Give back the data below exactly as it was given.

+++ Given records

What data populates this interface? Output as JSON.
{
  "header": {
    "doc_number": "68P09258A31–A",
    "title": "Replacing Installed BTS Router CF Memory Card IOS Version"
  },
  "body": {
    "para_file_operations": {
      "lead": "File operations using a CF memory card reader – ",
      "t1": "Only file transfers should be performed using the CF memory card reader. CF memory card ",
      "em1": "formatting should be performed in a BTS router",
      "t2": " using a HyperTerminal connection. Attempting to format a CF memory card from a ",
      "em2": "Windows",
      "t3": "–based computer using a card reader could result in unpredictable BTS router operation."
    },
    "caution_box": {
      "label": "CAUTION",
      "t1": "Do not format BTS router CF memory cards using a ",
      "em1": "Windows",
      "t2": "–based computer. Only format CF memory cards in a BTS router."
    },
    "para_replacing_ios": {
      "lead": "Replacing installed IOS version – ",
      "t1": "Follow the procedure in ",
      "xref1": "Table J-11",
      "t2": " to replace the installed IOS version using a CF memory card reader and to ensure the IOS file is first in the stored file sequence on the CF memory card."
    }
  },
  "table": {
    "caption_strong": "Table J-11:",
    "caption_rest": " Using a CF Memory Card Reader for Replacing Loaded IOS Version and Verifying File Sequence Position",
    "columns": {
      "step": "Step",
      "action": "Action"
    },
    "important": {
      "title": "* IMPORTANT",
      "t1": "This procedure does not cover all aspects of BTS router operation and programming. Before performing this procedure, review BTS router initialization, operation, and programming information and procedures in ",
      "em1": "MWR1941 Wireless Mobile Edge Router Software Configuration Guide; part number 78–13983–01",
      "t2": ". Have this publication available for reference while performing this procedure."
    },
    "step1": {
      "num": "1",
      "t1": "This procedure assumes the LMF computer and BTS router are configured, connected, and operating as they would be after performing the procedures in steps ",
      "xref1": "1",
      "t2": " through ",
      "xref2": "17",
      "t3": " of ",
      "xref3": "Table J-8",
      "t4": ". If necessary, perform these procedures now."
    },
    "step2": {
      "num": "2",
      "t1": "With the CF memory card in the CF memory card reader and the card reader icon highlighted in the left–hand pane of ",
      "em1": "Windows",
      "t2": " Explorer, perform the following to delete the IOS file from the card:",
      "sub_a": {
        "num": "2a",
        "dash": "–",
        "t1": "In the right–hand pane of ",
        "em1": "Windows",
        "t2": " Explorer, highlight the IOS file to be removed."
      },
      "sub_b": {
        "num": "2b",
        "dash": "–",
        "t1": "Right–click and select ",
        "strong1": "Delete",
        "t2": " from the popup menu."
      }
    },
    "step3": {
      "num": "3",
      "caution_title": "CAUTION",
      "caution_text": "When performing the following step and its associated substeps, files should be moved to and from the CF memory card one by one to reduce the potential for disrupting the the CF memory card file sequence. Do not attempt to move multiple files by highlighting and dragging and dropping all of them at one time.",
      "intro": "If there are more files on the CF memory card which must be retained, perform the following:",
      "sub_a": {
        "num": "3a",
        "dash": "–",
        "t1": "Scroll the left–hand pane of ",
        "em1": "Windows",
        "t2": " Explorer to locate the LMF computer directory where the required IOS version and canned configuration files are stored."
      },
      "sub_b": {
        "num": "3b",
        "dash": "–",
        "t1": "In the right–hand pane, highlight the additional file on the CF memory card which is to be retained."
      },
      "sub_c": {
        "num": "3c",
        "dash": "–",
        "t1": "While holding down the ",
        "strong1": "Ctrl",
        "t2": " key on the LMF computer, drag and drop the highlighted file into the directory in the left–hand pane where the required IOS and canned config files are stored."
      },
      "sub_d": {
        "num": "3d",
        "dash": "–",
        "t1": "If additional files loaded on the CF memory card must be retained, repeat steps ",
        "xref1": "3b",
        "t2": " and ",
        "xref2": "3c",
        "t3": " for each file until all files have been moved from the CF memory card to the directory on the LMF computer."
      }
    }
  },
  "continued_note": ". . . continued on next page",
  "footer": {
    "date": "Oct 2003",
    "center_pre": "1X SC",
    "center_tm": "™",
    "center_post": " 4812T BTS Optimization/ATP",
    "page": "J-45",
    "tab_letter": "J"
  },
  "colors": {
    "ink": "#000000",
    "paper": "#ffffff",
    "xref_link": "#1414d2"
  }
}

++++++

* [Response area]:
What data populates this interface? Output as JSON.
{
  "header": {
    "doc_number": "68P09258A31–A",
    "title": "Replacing Installed BTS Router CF Memory Card IOS Version"
  },
  "body": {
    "para_file_operations": {
      "lead": "File operations using a CF memory card reader – ",
      "t1": "Only file transfers should be performed using the CF memory card reader. CF memory card ",
      "em1": "formatting should be performed in a BTS router",
      "t2": " using a HyperTerminal connection. Attempting to format a CF memory card from a ",
      "em2": "Windows",
      "t3": "–based computer using a card reader could result in unpredictable BTS router operation."
    },
    "caution_box": {
      "label": "CAUTION",
      "t1": "Do not format BTS router CF memory cards using a ",
      "em1": "Windows",
      "t2": "–based computer. Only format CF memory cards in a BTS router."
    },
    "para_replacing_ios": {
      "lead": "Replacing installed IOS version – ",
      "t1": "Follow the procedure in ",
      "xref1": "Table J-11",
      "t2": " to replace the installed IOS version using a CF memory card reader and to ensure the IOS file is first in the stored file sequence on the CF memory card."
    }
  },
  "table": {
    "caption_strong": "Table J-11:",
    "caption_rest": " Using a CF Memory Card Reader for Replacing Loaded IOS Version and Verifying File Sequence Position",
    "columns": {
      "step": "Step",
      "action": "Action"
    },
    "important": {
      "title": "* IMPORTANT",
      "t1": "This procedure does not cover all aspects of BTS router operation and programming. Before performing this procedure, review BTS router initialization, operation, and programming information and procedures in ",
      "em1": "MWR1941 Wireless Mobile Edge Router Software Configuration Guide; part number 78–13983–01",
      "t2": ". Have this publication available for reference while performing this procedure."
    },
    "step1": {
      "num": "1",
      "t1": "This procedure assumes the LMF computer and BTS router are configured, connected, and operating as they would be after performing the procedures in steps ",
      "xref1": "1",
      "t2": " through ",
      "xref2": "17",
      "t3": " of ",
      "xref3": "Table J-8",
      "t4": ". If necessary, perform these procedures now."
    },
    "step2": {
      "num": "2",
      "t1": "With the CF memory card in the CF memory card reader and the card reader icon highlighted in the left–hand pane of ",
      "em1": "Windows",
      "t2": " Explorer, perform the following to delete the IOS file from the card:",
      "sub_a": {
        "num": "2a",
        "dash": "–",
        "t1": "In the right–hand pane of ",
        "em1": "Windows",
        "t2": " Explorer, highlight the IOS file to be removed."
      },
      "sub_b": {
        "num": "2b",
        "dash": "–",
        "t1": "Right–click and select ",
        "strong1": "Delete",
        "t2": " from the popup menu."
      }
    },
    "step3": {
      "num": "3",
      "caution_title": "CAUTION",
      "caution_text": "When performing the following step and its associated substeps, files should be moved to and from the CF memory card one by one to reduce the potential for disrupting the the CF memory card file sequence. Do not attempt to move multiple files by highlighting and dragging and dropping all of them at one time.",
      "intro": "If there are more files on the CF memory card which must be retained, perform the following:",
      "sub_a": {
        "num": "3a",
        "dash": "–",
        "t1": "Scroll the left–hand pane of ",
        "em1": "Windows",
        "t2": " Explorer to locate the LMF computer directory where the required IOS version and canned configuration files are stored."
      },
      "sub_b": {
        "num": "3b",
        "dash": "–",
        "t1": "In the right–hand pane, highlight the additional file on the CF memory card which is to be retained."
      },
      "sub_c": {
        "num": "3c",
        "dash": "–",
        "t1": "While holding down the ",
        "strong1": "Ctrl",
        "t2": " key on the LMF computer, drag and drop the highlighted file into the directory in the left–hand pane where the required IOS and canned config files are stored."
      },
      "sub_d": {
        "num": "3d",
        "dash": "–",
        "t1": "If additional files loaded on the CF memory card must be retained, repeat steps ",
        "xref1": "3b",
        "t2": " and ",
        "xref2": "3c",
        "t3": " for each file until all files have been moved from the CF memory card to the directory on the LMF computer."
      }
    }
  },
  "continued_note": ". . . continued on next page",
  "footer": {
    "date": "Oct 2003",
    "center_pre": "1X SC",
    "center_tm": "™",
    "center_post": " 4812T BTS Optimization/ATP",
    "page": "J-45",
    "tab_letter": "J"
  },
  "colors": {
    "ink": "#000000",
    "paper": "#ffffff",
    "xref_link": "#1414d2"
  }
}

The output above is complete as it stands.